Dataset rows describing interfaces:
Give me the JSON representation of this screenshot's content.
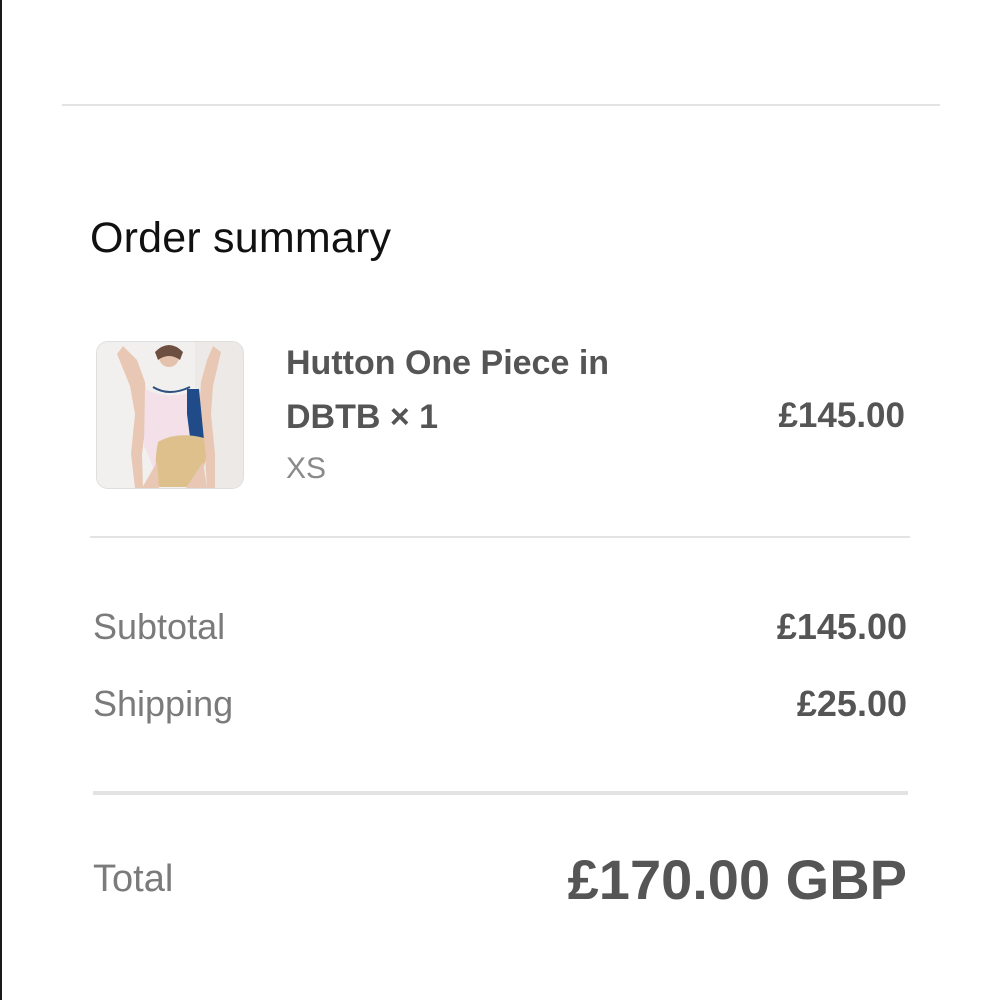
{
  "order_summary": {
    "title": "Order summary"
  },
  "line_item": {
    "name": "Hutton One Piece in DBTB × 1",
    "variant": "XS",
    "price": "£145.00",
    "image_icon": "product-photo-icon"
  },
  "totals": {
    "subtotal_label": "Subtotal",
    "subtotal_value": "£145.00",
    "shipping_label": "Shipping",
    "shipping_value": "£25.00",
    "total_label": "Total",
    "total_value": "£170.00 GBP"
  },
  "colors": {
    "title": "#111111",
    "muted_text": "#7b7b7b",
    "emphasis_text": "#555555",
    "divider": "#e3e3e3"
  }
}
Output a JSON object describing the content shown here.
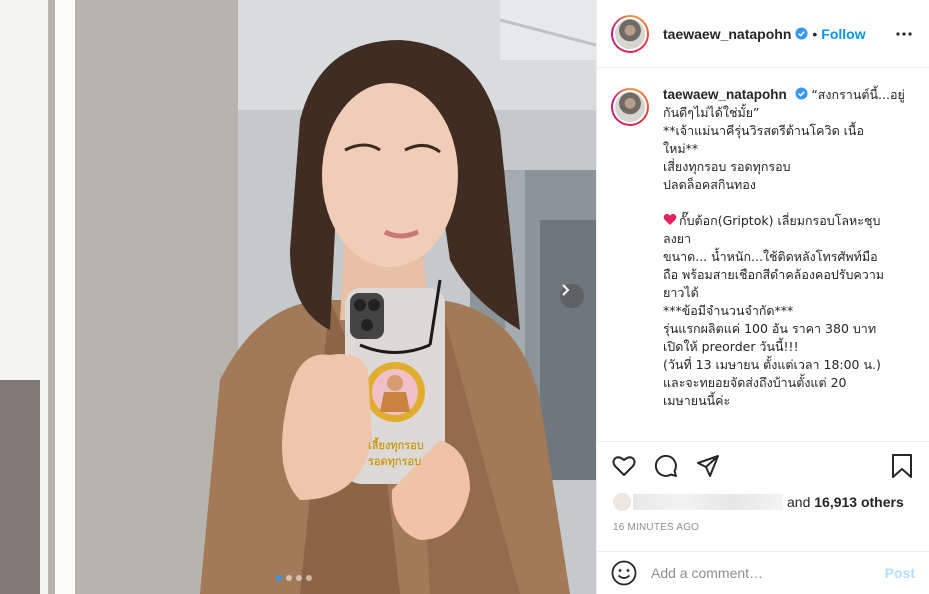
{
  "post": {
    "username": "taewaew_natapohn",
    "follow_label": "Follow",
    "separator": "•",
    "photo": {
      "amulet_text_line1": "เลี้ยงทุกรอบ",
      "amulet_text_line2": "รอดทุกรอบ",
      "carousel_count": 4,
      "carousel_active": 1
    },
    "caption": {
      "lines": [
        "“สงกรานต์นี้...อยู่",
        "กันดีๆไม่ได้ใช่มั้ย”",
        "**เจ้าแม่นาคีรุ่นวิรสตรีต้านโควิด เนื้อ",
        "ใหม่**",
        "เสี่ยงทุกรอบ รอดทุกรอบ",
        "ปลดล็อคสกินทอง",
        "",
        "กั๊บต้อก(Griptok) เลี่ยมกรอบโลหะชุบ",
        "ลงยา",
        "ขนาด... น้ำหนัก...ใช้ติดหลังโทรศัพท์มือ",
        "ถือ พร้อมสายเชือกสีดำคล้องคอปรับความ",
        "ยาวได้",
        "***ข้อมีจำนวนจำกัด***",
        "รุ่นแรกผลิตแค่ 100 อัน ราคา 380 บาท",
        "เปิดให้ preorder วันนี้!!!",
        "(วันที่ 13 เมษายน ตั้งแต่เวลา 18:00 น.)",
        "และจะทยอยจัดส่งถึงบ้านตั้งแต่ 20",
        "เมษายนนี้ค่ะ"
      ]
    },
    "likes": {
      "and_label": "and",
      "count": "16,913 others"
    },
    "timestamp": "16 MINUTES AGO",
    "comment_input": {
      "placeholder": "Add a comment…",
      "post_label": "Post"
    },
    "colors": {
      "follow": "#0095f6",
      "verified": "#3897f0",
      "post_disabled": "#b2dffc",
      "heart_emoji": "#e0245e"
    },
    "icons": {
      "verified": "verified-badge-icon",
      "more": "more-options-icon",
      "like": "heart-icon",
      "comment": "comment-icon",
      "share": "share-icon",
      "save": "bookmark-icon",
      "emoji": "emoji-icon",
      "next": "chevron-right-icon"
    }
  }
}
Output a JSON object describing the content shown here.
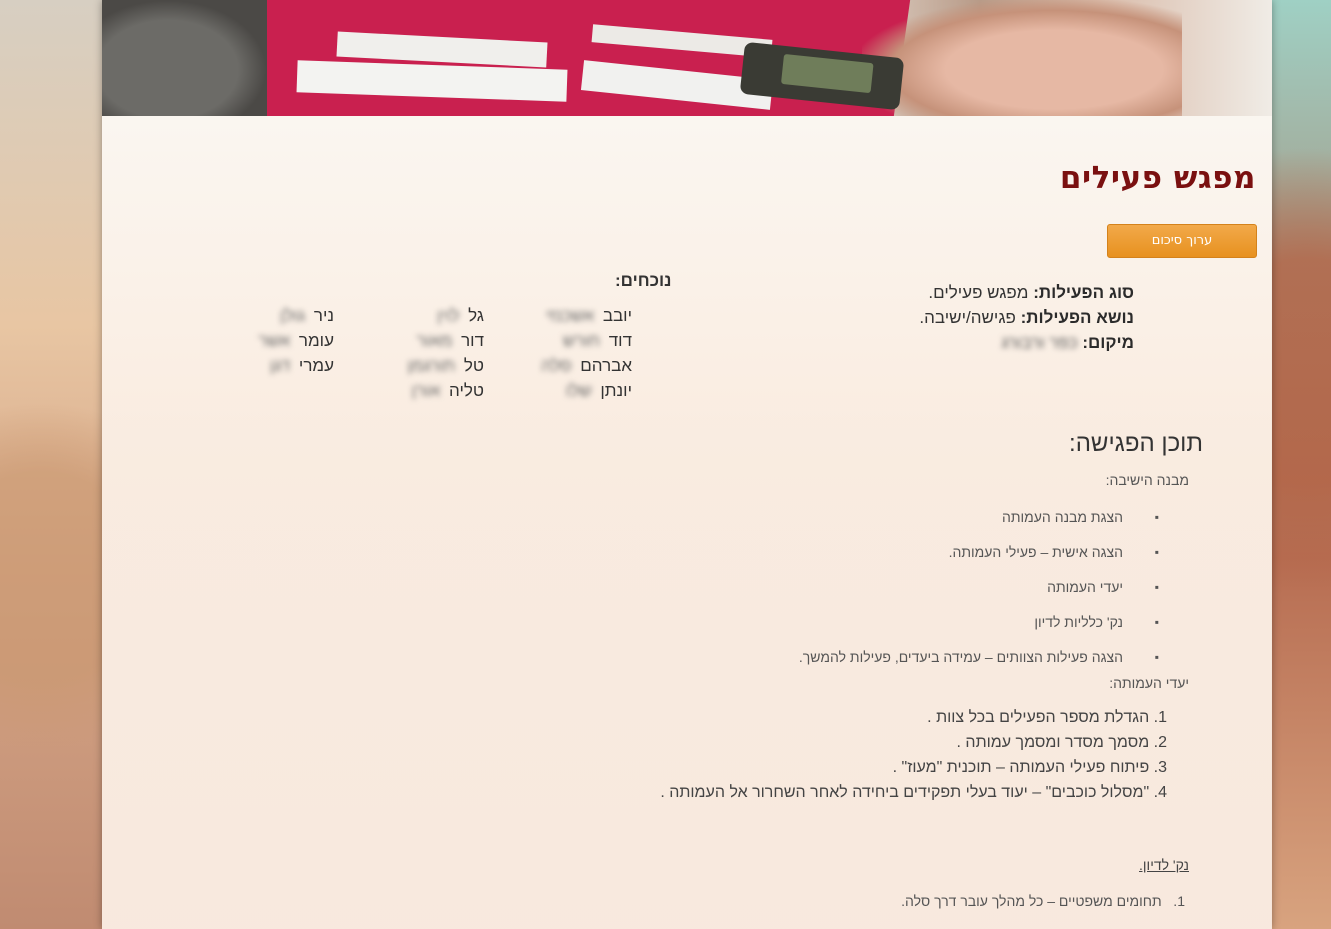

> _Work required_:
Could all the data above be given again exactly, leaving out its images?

> _Solution to this exercise_:
Give me the JSON representation of this screenshot's content.
{
  "order_summary": {
    "title": "Order summary"
  },
  "line_item": {
    "name": "Hutton One Piece in DBTB × 1",
    "variant": "XS",
    "price": "£145.00",
    "image_icon": "product-photo-icon"
  },
  "totals": {
    "subtotal_label": "Subtotal",
    "subtotal_value": "£145.00",
    "shipping_label": "Shipping",
    "shipping_value": "£25.00",
    "total_label": "Total",
    "total_value": "£170.00 GBP"
  },
  "colors": {
    "title": "#111111",
    "muted_text": "#7b7b7b",
    "emphasis_text": "#555555",
    "divider": "#e3e3e3"
  }
}
Output a JSON object describing the content shown here.
{
  "post": {
    "username": "taewaew_natapohn",
    "follow_label": "Follow",
    "separator": "•",
    "photo": {
      "amulet_text_line1": "เลี้ยงทุกรอบ",
      "amulet_text_line2": "รอดทุกรอบ",
      "carousel_count": 4,
      "carousel_active": 1
    },
    "caption": {
      "lines": [
        "“สงกรานต์นี้...อยู่",
        "กันดีๆไม่ได้ใช่มั้ย”",
        "**เจ้าแม่นาคีรุ่นวิรสตรีต้านโควิด เนื้อ",
        "ใหม่**",
        "เสี่ยงทุกรอบ รอดทุกรอบ",
        "ปลดล็อคสกินทอง",
        "",
        "กั๊บต้อก(Griptok) เลี่ยมกรอบโลหะชุบ",
        "ลงยา",
        "ขนาด... น้ำหนัก...ใช้ติดหลังโทรศัพท์มือ",
        "ถือ พร้อมสายเชือกสีดำคล้องคอปรับความ",
        "ยาวได้",
        "***ข้อมีจำนวนจำกัด***",
        "รุ่นแรกผลิตแค่ 100 อัน ราคา 380 บาท",
        "เปิดให้ preorder วันนี้!!!",
        "(วันที่ 13 เมษายน ตั้งแต่เวลา 18:00 น.)",
        "และจะทยอยจัดส่งถึงบ้านตั้งแต่ 20",
        "เมษายนนี้ค่ะ"
      ]
    },
    "likes": {
      "and_label": "and",
      "count": "16,913 others"
    },
    "timestamp": "16 MINUTES AGO",
    "comment_input": {
      "placeholder": "Add a comment…",
      "post_label": "Post"
    },
    "colors": {
      "follow": "#0095f6",
      "verified": "#3897f0",
      "post_disabled": "#b2dffc",
      "heart_emoji": "#e0245e"
    },
    "icons": {
      "verified": "verified-badge-icon",
      "more": "more-options-icon",
      "like": "heart-icon",
      "comment": "comment-icon",
      "share": "share-icon",
      "save": "bookmark-icon",
      "emoji": "emoji-icon",
      "next": "chevron-right-icon"
    }
  }
}
Output a JSON object describing the content shown here.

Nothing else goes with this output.